Maeve runs Sea View Lodge in Morecambe. Nearly eighty years old, Maeve has lived there all her life. A guest house that once catered to civil servants in the war, builders afterwards and now specialises in accommodating travellers with disabilities, Sea View Lodge is filled with a history that Maeve has done her best to keep locked in the shed.
One day Vincent, a friend from her youth, turns up wanting a room and that history begins to break its chains.
Maeve once had a twin, a twin with various disabilities that at that time in England meant Edie was labelled as ‘subnormal’, at best ‘unfortunate’. The history Maeve has locked away is all about how her family fought to care for Edie against all the advice of the time that recommended sending her into institutional care to allow them to focus on their healthy child.
Whilst the third section of the book had me in tears through most of it, there is nothing sentimental or politically cautious about Emma Claire Sweeney’s writing. Maeve writes the whole novel to Edie and yet for years she hasn’t mentioned her name to anyone. This is a woman making the best of a bad hand whose resentment and anger acts as a barrier and for whom intimacy is difficult. Whose life then is set out for us to judge? Whose life has more value? Which twin has had the raw deal?
Intersected with Maeve’s narrative are passages of Edie’s words – mostly remembered lyrics, poems and repeated phrases that reveal a deeper knowledge of her sister’s situation regardless of Maeve’s excellent school reports and exam results – and letters and reports from doctors, social workers and others regarding the welfare of Edie and Maeve’s other charges at Sea View Lodge, as well as builder’s reports and personal letters.
The telling of the novel is beautifully crafted, each passage cleverly timed to build our intrigue and understanding of the wider work. This is intelligent and polished writing telling stories about those whose voices are all too often unheard. Not only will you want to stay up all night reading for the contemporary and historical plot, you won’t fail to appreciate the delicate elegance of the writing. Owl Song at Dawn is a book that should go straight onto bestseller and prize-winning lists.
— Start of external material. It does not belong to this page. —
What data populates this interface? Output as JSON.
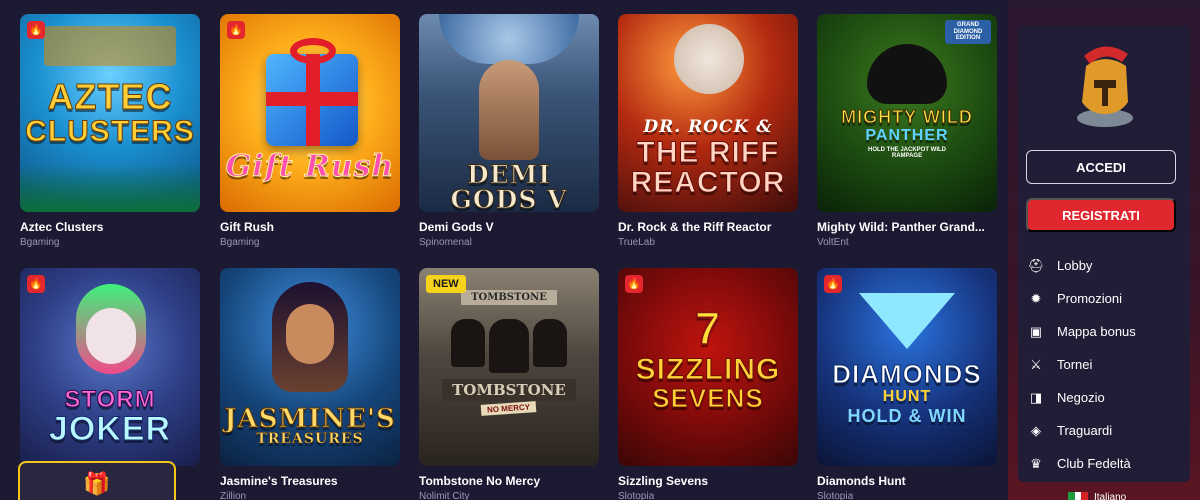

Get ahead of the crowd and read it now.
I’m lucky enough to be interviewing Emma this week for Authors QH so do expect an update later this week.
Next week I’m reading another book about twins, Beside Myself by Ann Morgan.